Its double-pitched façade appears just beyond the charming village of Mandas, the main town of Trexenta, a borderland between Campidano and Barbagia. The church of San Giacomo Apostolo, built on the site of a 15th-century building, was constructed in Gothic-Catalan style at the end of the 16th century. According to historic documents, work commenced in 1585 under the guidance of two master stonecutters, Gontinio Pinna and Miguel Baldabella, and was completed in 1605, at which time the parish was consecrated. The double-pitched stone roof characterises the façade, with a cross at the intersection. A round arch incorporates the wooden portal, above which is carved the coat of arms of the Carroz family, who ruled the Duchy of Mandas at the time, the only one established in Sardinia by the Spanish Crown (by Philip III in 1614). There are three windows in the upper part of the façade: a central rose window in line with the portal and two rectangular side windows.
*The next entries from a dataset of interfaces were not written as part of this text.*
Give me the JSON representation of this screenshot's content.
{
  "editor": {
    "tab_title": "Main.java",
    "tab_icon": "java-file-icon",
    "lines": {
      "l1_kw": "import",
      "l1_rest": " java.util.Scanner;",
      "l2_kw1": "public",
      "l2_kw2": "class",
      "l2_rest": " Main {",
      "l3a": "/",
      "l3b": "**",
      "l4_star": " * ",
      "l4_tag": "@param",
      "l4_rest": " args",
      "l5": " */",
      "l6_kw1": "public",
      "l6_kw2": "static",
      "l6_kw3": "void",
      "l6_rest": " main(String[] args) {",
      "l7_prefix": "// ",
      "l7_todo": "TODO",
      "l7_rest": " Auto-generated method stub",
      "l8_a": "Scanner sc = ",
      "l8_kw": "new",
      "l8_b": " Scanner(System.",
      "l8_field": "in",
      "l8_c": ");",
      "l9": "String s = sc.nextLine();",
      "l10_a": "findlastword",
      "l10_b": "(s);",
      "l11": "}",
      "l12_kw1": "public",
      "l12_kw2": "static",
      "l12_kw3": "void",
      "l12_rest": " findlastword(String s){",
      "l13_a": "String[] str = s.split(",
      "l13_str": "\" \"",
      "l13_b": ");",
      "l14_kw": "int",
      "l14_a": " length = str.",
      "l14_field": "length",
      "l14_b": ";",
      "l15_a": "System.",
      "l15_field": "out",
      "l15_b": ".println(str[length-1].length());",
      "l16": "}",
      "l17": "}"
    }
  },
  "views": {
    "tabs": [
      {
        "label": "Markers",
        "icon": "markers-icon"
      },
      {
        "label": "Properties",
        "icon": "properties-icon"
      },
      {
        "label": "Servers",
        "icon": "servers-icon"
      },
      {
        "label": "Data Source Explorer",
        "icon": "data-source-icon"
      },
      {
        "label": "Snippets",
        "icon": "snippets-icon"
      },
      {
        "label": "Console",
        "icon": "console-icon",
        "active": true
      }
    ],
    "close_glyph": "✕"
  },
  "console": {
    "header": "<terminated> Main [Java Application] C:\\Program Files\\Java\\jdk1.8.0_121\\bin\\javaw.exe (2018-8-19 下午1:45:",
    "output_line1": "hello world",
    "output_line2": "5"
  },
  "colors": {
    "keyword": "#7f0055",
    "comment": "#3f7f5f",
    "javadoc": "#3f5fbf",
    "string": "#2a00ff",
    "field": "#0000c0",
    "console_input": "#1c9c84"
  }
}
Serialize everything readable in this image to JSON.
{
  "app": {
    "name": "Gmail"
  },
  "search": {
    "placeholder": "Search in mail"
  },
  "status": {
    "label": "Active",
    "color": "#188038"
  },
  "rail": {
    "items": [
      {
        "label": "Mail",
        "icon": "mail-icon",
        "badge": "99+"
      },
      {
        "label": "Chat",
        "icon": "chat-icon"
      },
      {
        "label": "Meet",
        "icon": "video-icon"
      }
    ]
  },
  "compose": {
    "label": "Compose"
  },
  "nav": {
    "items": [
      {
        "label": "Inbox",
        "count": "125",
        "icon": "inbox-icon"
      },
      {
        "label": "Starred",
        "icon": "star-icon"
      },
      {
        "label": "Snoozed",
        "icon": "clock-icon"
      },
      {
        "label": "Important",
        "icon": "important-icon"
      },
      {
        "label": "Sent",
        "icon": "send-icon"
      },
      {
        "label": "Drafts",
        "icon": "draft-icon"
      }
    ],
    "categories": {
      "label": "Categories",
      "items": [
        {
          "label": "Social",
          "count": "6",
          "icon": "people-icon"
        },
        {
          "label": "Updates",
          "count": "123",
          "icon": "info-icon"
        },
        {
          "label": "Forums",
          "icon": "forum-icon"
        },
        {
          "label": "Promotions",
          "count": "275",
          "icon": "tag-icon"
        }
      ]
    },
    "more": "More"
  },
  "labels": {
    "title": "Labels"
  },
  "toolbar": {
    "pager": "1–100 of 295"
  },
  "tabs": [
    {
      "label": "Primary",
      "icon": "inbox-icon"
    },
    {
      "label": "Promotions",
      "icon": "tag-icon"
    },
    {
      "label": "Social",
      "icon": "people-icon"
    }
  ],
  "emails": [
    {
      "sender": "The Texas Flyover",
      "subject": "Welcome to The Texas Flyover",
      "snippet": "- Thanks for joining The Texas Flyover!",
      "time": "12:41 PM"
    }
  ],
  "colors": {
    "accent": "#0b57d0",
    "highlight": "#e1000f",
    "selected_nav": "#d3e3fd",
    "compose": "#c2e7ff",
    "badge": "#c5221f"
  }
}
The room has a rectangular layout, with a juniper-beam roof. Five chapels open up along each side. The presbytery area is raised higher than the floor of the nave and is distinguished by a star vault. The last works date back to 2012, when Giovanni Battista Franco restored the tabernacle of the high altar, being one of the marble creations, together with the baptismal font safeguarded by the church. Both ‘marbles’ date back to the 18th century. Also preserved within are the productions of Spanish and local carvers - a wooden series with crucifix, Madonna and San Giovanni, 17th-century polychrome statues, and various 18th-century wooden altars. At the exit of the parish is Sa Perda De Sa Bregungia, an ancient medieval pillory or ‘stone of shame’. The celebration of the patron saint, Santu Jacu at the end of July is accompanied by the Sagra del Formaggio (cheese festival), an opportunity to taste the local delicacies that testifies to the long pastoral tradition of the town.
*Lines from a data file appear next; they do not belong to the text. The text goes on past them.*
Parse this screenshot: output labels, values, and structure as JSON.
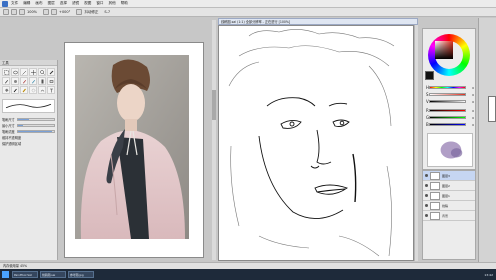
{
  "menubar": {
    "items": [
      "文件",
      "编辑",
      "画布",
      "图层",
      "选择",
      "滤镜",
      "视图",
      "窗口",
      "其他",
      "帮助"
    ]
  },
  "toolbar": {
    "zoom": "100%",
    "angle": "+000°",
    "stabilizer_label": "抖动修正",
    "stabilizer_value": "S-7"
  },
  "toolpanel": {
    "title": "工具",
    "props": [
      {
        "label": "笔刷尺寸",
        "value": 0.3
      },
      {
        "label": "最小尺寸",
        "value": 0.15
      },
      {
        "label": "笔刷浓度",
        "value": 0.95
      }
    ],
    "options": [
      "维持不透明度",
      "保护透明区域"
    ]
  },
  "canvas2": {
    "title": "线稿图.sai (1:1) 全部分辨率 - 正在进行 [100%]"
  },
  "color": {
    "hsv_values": [
      "H",
      "S",
      "V"
    ],
    "rgb_values": [
      "R",
      "G",
      "B"
    ],
    "slider_vals": [
      "0",
      "0",
      "0",
      "0",
      "0",
      "0"
    ],
    "primary": "#111111",
    "accent": "#e03020"
  },
  "layers": {
    "items": [
      {
        "name": "图层3",
        "selected": true
      },
      {
        "name": "图层2",
        "selected": false
      },
      {
        "name": "图层1",
        "selected": false
      },
      {
        "name": "线稿",
        "selected": false
      },
      {
        "name": "背景",
        "selected": false
      }
    ]
  },
  "statusbar": {
    "text": "内存使用量 45%"
  },
  "taskbar": {
    "apps": [
      "PaintTool SAI",
      "线稿图.sai",
      "参考图.jpg"
    ],
    "clock": "13:42"
  }
}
Other evocative places of worship in Mandas are the 17th-century compendium of San Cristoforo and San Francesco, the church of Santa Vitalia and the 13th-century complex consisting of the church and convent of Sant’Antonio Abate, which overlooks a short stretch of the Karalis-Ulbia, a tangible sign of the Roman passage. On the opposite side there is the ethnographic museum is Lollasa 'e is Aiaiusu (‘the grandparents’ rooms’), set up in an 18th-century house as a historical record for the village. Mandas, long junction of the railway that led from Cagliari to Mandrolisai and Ogliastra, is today a station for the Trenino Verde (Green Train), an alternative way to explore hidden gems in this part of Sardinia, including cultivated hills, gorges, rock faces and the north-eastern shores of Lago Mulargia.